Dataset rows for apps and sites
────────────────

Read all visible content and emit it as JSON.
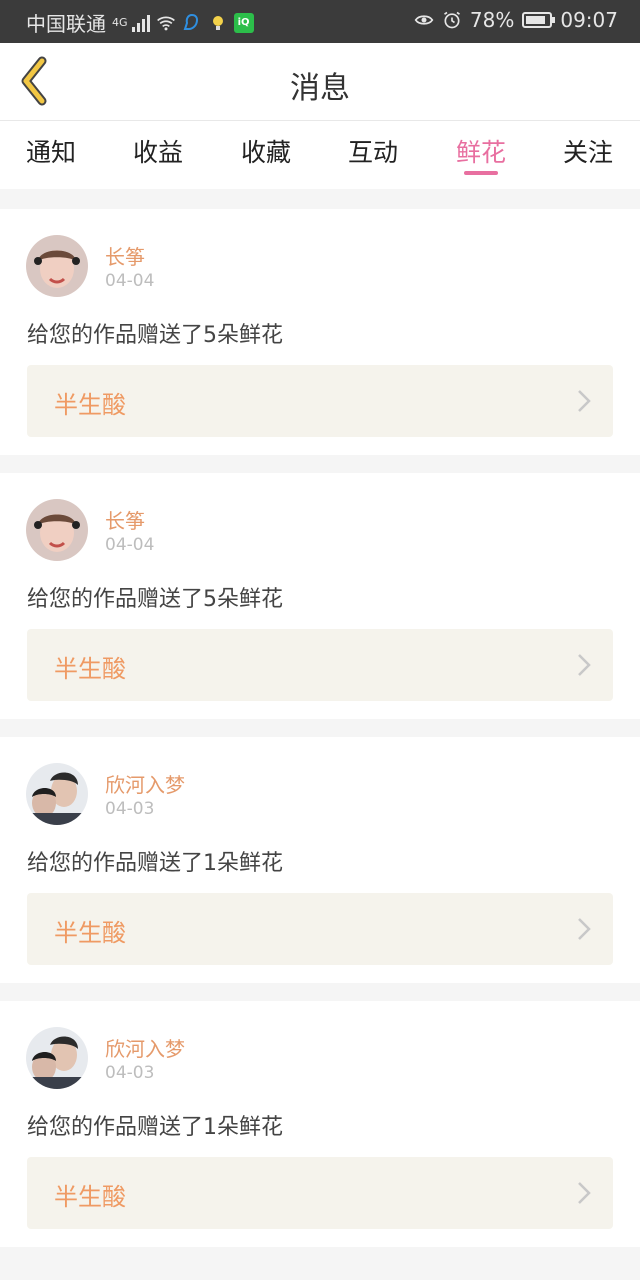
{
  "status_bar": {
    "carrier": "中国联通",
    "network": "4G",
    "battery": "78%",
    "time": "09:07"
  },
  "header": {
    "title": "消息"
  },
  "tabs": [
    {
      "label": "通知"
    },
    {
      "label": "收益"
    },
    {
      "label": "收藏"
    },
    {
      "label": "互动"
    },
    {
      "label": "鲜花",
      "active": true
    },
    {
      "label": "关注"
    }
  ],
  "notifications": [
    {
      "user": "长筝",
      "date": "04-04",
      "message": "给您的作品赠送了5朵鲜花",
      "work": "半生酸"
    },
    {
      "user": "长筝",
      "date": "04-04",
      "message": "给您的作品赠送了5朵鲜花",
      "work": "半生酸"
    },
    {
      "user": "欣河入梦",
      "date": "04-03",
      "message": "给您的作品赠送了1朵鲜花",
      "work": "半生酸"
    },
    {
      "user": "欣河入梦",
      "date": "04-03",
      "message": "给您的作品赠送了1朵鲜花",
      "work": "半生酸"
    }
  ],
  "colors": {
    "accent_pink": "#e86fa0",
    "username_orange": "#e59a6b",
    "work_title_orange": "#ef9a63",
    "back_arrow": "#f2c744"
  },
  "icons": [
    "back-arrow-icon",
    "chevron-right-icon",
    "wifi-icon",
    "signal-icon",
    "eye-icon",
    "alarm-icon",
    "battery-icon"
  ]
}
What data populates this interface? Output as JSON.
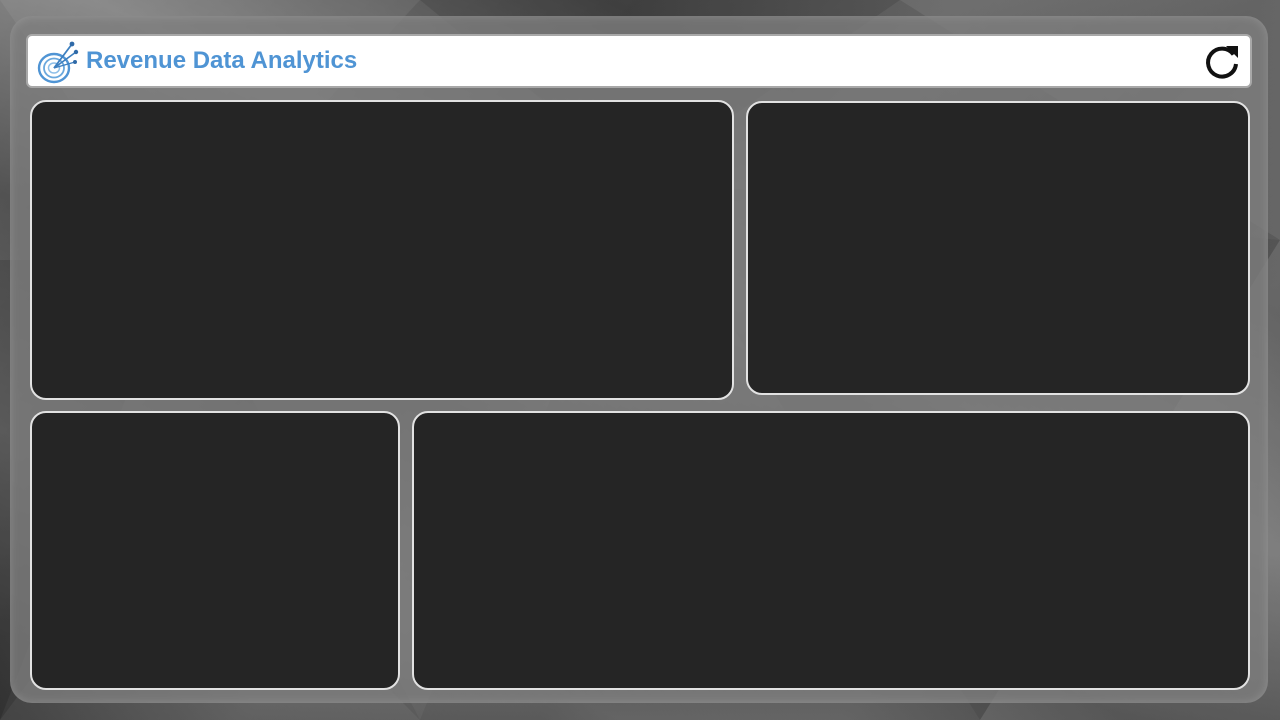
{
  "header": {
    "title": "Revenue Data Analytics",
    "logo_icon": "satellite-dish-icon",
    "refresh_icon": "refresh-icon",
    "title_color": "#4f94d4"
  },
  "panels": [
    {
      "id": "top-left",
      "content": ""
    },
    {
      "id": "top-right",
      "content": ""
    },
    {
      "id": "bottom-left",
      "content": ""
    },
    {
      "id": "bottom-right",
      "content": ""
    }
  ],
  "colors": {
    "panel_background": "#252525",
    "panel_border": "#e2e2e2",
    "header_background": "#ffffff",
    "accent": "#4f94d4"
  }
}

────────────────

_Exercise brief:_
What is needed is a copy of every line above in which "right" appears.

_Task output:_
    "chevron-right-icon",
      "id": "top-right",
      "id": "bottom-right",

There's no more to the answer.